Copy all lines below containing "label".

> **Data records for software interfaces**:
● ● ● ●

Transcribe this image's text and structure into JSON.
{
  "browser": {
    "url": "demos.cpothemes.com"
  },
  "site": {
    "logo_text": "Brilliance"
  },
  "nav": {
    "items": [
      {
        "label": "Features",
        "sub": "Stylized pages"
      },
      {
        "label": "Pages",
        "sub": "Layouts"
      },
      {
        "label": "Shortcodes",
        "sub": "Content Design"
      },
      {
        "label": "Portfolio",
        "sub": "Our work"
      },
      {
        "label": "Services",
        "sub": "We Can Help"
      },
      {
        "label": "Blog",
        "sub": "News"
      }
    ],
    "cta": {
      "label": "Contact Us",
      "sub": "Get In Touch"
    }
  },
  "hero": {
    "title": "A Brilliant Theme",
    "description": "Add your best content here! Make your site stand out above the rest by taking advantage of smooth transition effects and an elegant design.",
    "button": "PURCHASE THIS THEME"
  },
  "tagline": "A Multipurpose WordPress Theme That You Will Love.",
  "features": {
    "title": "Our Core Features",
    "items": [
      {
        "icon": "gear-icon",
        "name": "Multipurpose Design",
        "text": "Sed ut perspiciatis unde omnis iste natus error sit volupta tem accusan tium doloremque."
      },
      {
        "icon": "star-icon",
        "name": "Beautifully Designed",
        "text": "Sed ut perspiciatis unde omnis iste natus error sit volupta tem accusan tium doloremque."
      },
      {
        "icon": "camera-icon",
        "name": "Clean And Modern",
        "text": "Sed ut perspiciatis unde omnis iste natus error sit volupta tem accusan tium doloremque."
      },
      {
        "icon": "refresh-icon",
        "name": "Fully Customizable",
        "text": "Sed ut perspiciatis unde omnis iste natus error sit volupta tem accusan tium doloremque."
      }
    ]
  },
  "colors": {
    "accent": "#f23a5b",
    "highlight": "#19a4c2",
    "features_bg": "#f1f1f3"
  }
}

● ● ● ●

> **RESULT FOR THIS TASK**:
        "label": "Features",
        "label": "Pages",
        "label": "Shortcodes",
        "label": "Portfolio",
        "label": "Services",
        "label": "Blog",
      "label": "Contact Us",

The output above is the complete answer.